Creating a succession plan that outlines the work that you do for the company can help ensure a stable and painless transition to the person who takes over for you. It can also help when you’re ready to take a new job or retire.
Succession planning involves a detailed exploration of job duties
Something many executives say about their job is that not just anyone could walk up and start doing it. Part of that, of course, is due to their expertise and experience. However, one of the reasons people will struggle with stepping into a managerial role will be a lack of knowledge about what exactly you do for the company.
Your succession plan should explain the tasks that you perform for the company on a daily basis, as well as weekly, monthly and annual obligations. From paying insurance premiums to performing performance reviews for staff members, the many roles that you fill should be part of your succession plan.
You should also include details about how to access important accounts for the business and files within the computer system, as well as any other information that someone will need to operate the company.
A succession plan can include documents that empower others
Some people begin creating a succession plan as they transition out of a position at a company. Others create one as a way to protect the company in the long run. Regardless of when you start planning, chances are good that you don’t want to immediately authorize someone else to assume your authority in the company.
Creating a succession plan can include legal documents that authorize someone to take action on your behalf or on behalf of the company.
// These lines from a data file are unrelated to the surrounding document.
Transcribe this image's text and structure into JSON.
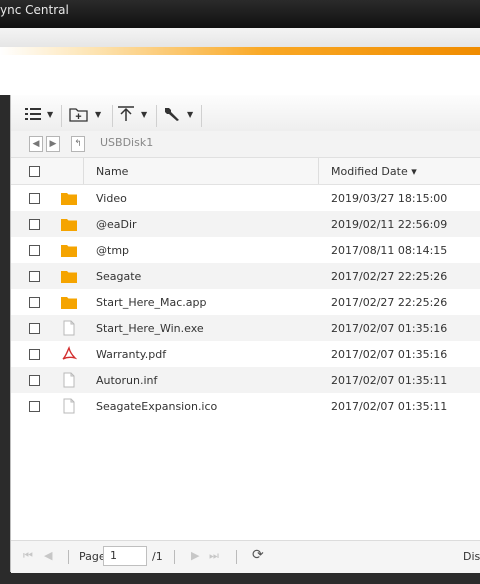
{
  "app": {
    "title": "ync Central"
  },
  "path": {
    "current": "USBDisk1"
  },
  "table": {
    "columns": {
      "name": "Name",
      "modified": "Modified Date ▾"
    },
    "rows": [
      {
        "name": "Video",
        "modified": "2019/03/27 18:15:00",
        "type": "folder"
      },
      {
        "name": "@eaDir",
        "modified": "2019/02/11 22:56:09",
        "type": "folder"
      },
      {
        "name": "@tmp",
        "modified": "2017/08/11 08:14:15",
        "type": "folder"
      },
      {
        "name": "Seagate",
        "modified": "2017/02/27 22:25:26",
        "type": "folder"
      },
      {
        "name": "Start_Here_Mac.app",
        "modified": "2017/02/27 22:25:26",
        "type": "folder"
      },
      {
        "name": "Start_Here_Win.exe",
        "modified": "2017/02/07 01:35:16",
        "type": "file"
      },
      {
        "name": "Warranty.pdf",
        "modified": "2017/02/07 01:35:16",
        "type": "pdf"
      },
      {
        "name": "Autorun.inf",
        "modified": "2017/02/07 01:35:11",
        "type": "file"
      },
      {
        "name": "SeagateExpansion.ico",
        "modified": "2017/02/07 01:35:11",
        "type": "file"
      }
    ]
  },
  "pagination": {
    "page_label": "Page",
    "page_value": "1",
    "total": "/1",
    "display_label": "Disp"
  },
  "colors": {
    "folder": "#f5a400",
    "pdf": "#d32f2f",
    "accent": "#f08c00"
  }
}
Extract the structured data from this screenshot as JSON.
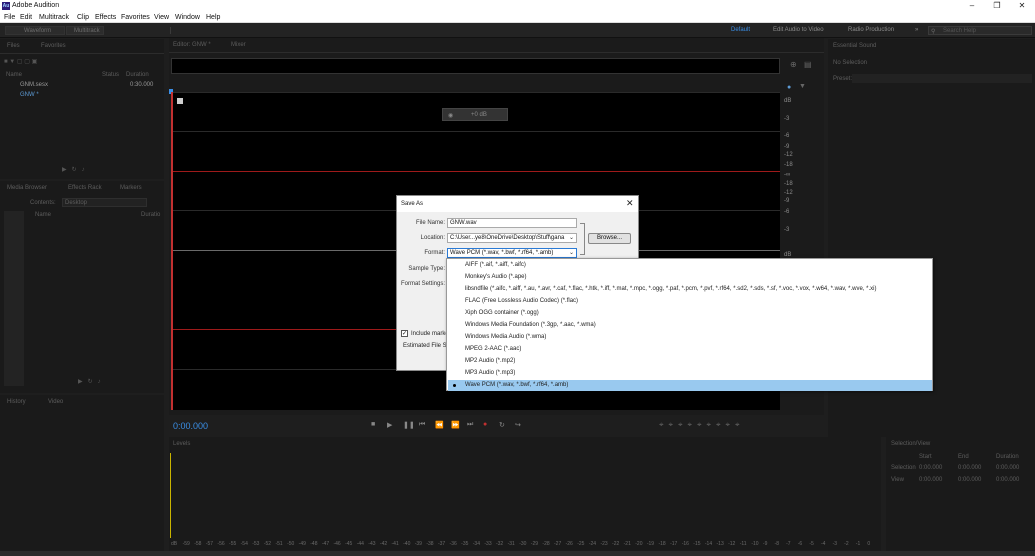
{
  "window": {
    "title": "Adobe Audition",
    "icon_text": "Au"
  },
  "menu": [
    "File",
    "Edit",
    "Multitrack",
    "Clip",
    "Effects",
    "Favorites",
    "View",
    "Window",
    "Help"
  ],
  "toolbar": {
    "waveform": "Waveform",
    "multitrack": "Multitrack",
    "workspaces": [
      "Default",
      "Edit Audio to Video",
      "Radio Production"
    ],
    "workspace_active": "Default",
    "search_placeholder": "Search Help"
  },
  "files_panel": {
    "tabs": [
      "Files",
      "Favorites"
    ],
    "columns": {
      "name": "Name",
      "status": "Status",
      "duration": "Duration"
    },
    "items": [
      {
        "name": "GNM.sesx",
        "duration": "0:30.000"
      },
      {
        "name": "GNW *",
        "duration": ""
      }
    ]
  },
  "media_browser": {
    "tabs": [
      "Media Browser",
      "Effects Rack",
      "Markers"
    ],
    "contents_label": "Contents:",
    "contents_value": "Desktop",
    "column": "Name",
    "column2": "Duratio"
  },
  "bottom_left_tabs": [
    "History",
    "Video"
  ],
  "editor": {
    "tabs": [
      "Editor: GNW *",
      "Mixer"
    ],
    "hud_value": "+0 dB",
    "time": "0:00.000",
    "db_label": "dB",
    "db_scale": [
      "-3",
      "-6",
      "-9",
      "-12",
      "-18",
      "-∞",
      "-18",
      "-12",
      "-9",
      "-6",
      "-3"
    ],
    "db_scale_bottom": "dB"
  },
  "right_panel": {
    "tab": "Essential Sound",
    "no_selection": "No Selection",
    "preset_label": "Preset:"
  },
  "save_as": {
    "title": "Save As",
    "file_name_label": "File Name:",
    "file_name": "GNW.wav",
    "location_label": "Location:",
    "location": "C:\\User...ye8\\OneDrive\\Desktop\\Stuff\\gana",
    "browse": "Browse...",
    "format_label": "Format:",
    "format": "Wave PCM (*.wav, *.bwf, *.rf64, *.amb)",
    "sample_type_label": "Sample Type:",
    "format_settings_label": "Format Settings:",
    "include_markers": "Include marke",
    "estimated_label": "Estimated File S"
  },
  "format_options": [
    "AIFF (*.aif, *.aiff, *.aifc)",
    "Monkey's Audio (*.ape)",
    "libsndfile (*.aifc, *.aiff, *.au, *.avr, *.caf, *.flac, *.htk, *.iff, *.mat, *.mpc, *.ogg, *.paf, *.pcm, *.pvf, *.rf64, *.sd2, *.sds, *.sf, *.voc, *.vox, *.w64, *.wav, *.wve, *.xi)",
    "FLAC (Free Lossless Audio Codec) (*.flac)",
    "Xiph OGG container (*.ogg)",
    "Windows Media Foundation (*.3gp, *.aac, *.wma)",
    "Windows Media Audio (*.wma)",
    "MPEG 2-AAC (*.aac)",
    "MP2 Audio (*.mp2)",
    "MP3 Audio (*.mp3)",
    "Wave PCM (*.wav, *.bwf, *.rf64, *.amb)"
  ],
  "format_selected_index": 10,
  "levels": {
    "tab": "Levels",
    "scale": [
      "dB",
      "-59",
      "-58",
      "-57",
      "-56",
      "-55",
      "-54",
      "-53",
      "-52",
      "-51",
      "-50",
      "-49",
      "-48",
      "-47",
      "-46",
      "-45",
      "-44",
      "-43",
      "-42",
      "-41",
      "-40",
      "-39",
      "-38",
      "-37",
      "-36",
      "-35",
      "-34",
      "-33",
      "-32",
      "-31",
      "-30",
      "-29",
      "-28",
      "-27",
      "-26",
      "-25",
      "-24",
      "-23",
      "-22",
      "-21",
      "-20",
      "-19",
      "-18",
      "-17",
      "-16",
      "-15",
      "-14",
      "-13",
      "-12",
      "-11",
      "-10",
      "-9",
      "-8",
      "-7",
      "-6",
      "-5",
      "-4",
      "-3",
      "-2",
      "-1",
      "0"
    ]
  },
  "selection_view": {
    "tab": "Selection/View",
    "cols": [
      "Start",
      "End",
      "Duration"
    ],
    "rows": [
      {
        "label": "Selection",
        "start": "0:00.000",
        "end": "0:00.000",
        "duration": "0:00.000"
      },
      {
        "label": "View",
        "start": "0:00.000",
        "end": "0:00.000",
        "duration": "0:00.000"
      }
    ]
  },
  "colors": {
    "accent": "#3a8ee6",
    "selection": "#99c9ef",
    "dialog_bg": "#f0f0f0"
  }
}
From transfer documents that give someone an ownership interest in the company to power of attorney documents that authorize them to act in your stead, there are many options that can prove useful during succession planning.
The sooner you begin the process, the sooner you will have the peace of mind that comes from knowing that your company is protected no matter what happens in your future.